"The Cartel" tells its ghastly story with an enjoyable verve, yet I was even more impressed by the way Winslow uses his plot to offer a superb history of the cartels and those out to stop them. Steeped in reportage, the novel portrays events that actually happened, or thinly-veiled versions of events that happened, be it Grammy-winners singing for narcos or political leaders dying in suspicious plane crashes. And it possesses a virtue I associate with traditional documentaries - it explains things. I finished the book understanding why Juarez is so violent, why cartels murder so many innocent people, why both the American and Mexican governments favor some cartels over others, why the Mexican police and army are often on opposite sides, why Mexican citizens are terrified of both, and why the war on drugs is not just futile but morally compromised. It's here that fiction and documentary come together in a shared sense of, well, bleakness.

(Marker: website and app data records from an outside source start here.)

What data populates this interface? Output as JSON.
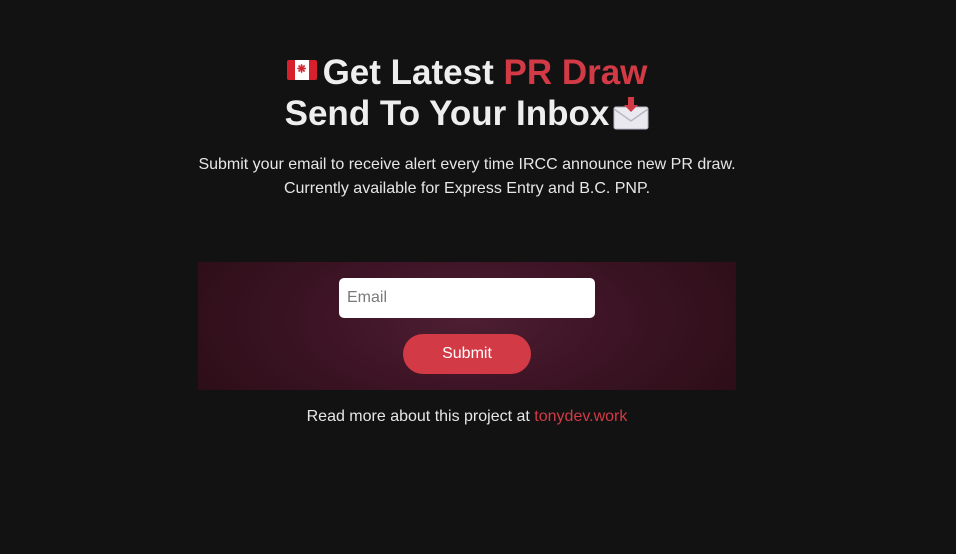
{
  "hero": {
    "title_line1_prefix": "Get Latest ",
    "title_line1_accent": "PR Draw",
    "title_line2": "Send To Your Inbox",
    "flag_icon": "canada-flag-icon",
    "envelope_icon": "incoming-envelope-icon",
    "description_line1": "Submit your email to receive alert every time IRCC announce new PR draw.",
    "description_line2": "Currently available for Express Entry and B.C. PNP."
  },
  "form": {
    "email_placeholder": "Email",
    "email_value": "",
    "submit_label": "Submit"
  },
  "footer": {
    "text": "Read more about this project at ",
    "link_text": "tonydev.work"
  },
  "colors": {
    "background": "#121212",
    "accent": "#d23a46",
    "panel": "#3d1425",
    "text": "#ececec"
  }
}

Heineman begins and ends "Cartel Land" with gorgeously eerie scenes of masked men cooking meth and casually explaining why the war on drugs is hopeless. Put simply, the American appetite for drugs is too big, and the Mexican people too poor not to go after the money that drugs bring. Somehow or other, the meth cooker says, everyone has gotten corrupt.

GROSS: John Powers is film and TV critic for Vogue and Tomorrow on FRESH AIR, we talk about the new documentary "Amy," which is about Amy Winehouse. Her album "Back To Black" with the hit "Rehab" made her famous, but because of her drug problems and erratic behavior, she became the punch line of late-night jokes and was stalked by paparazzi. The film tries to find the real Amy Winehouse through home movies, cell phone videos, studio and concert recordings, and interviews with the people who knew her best. I'll talk with the film's director and with her first manager.


AMY WINEHOUSE: (Singing) They tried to make me go to rehab. I said, no, no, no. Yes, I've been black, but when I come back you'll know, know, know... Transcript provided by NPR, Copyright NPR.

NPR transcripts are created on a rush deadline by an NPR contractor. This text may not be in its final form and may be updated or revised in the future. Accuracy and availability may vary. The authoritative record of NPR’s programming is the audio record.

John Powers is the pop culture and critic-at-large on NPR's Fresh Air with Terry Gross. He previously served for six years as the film critic.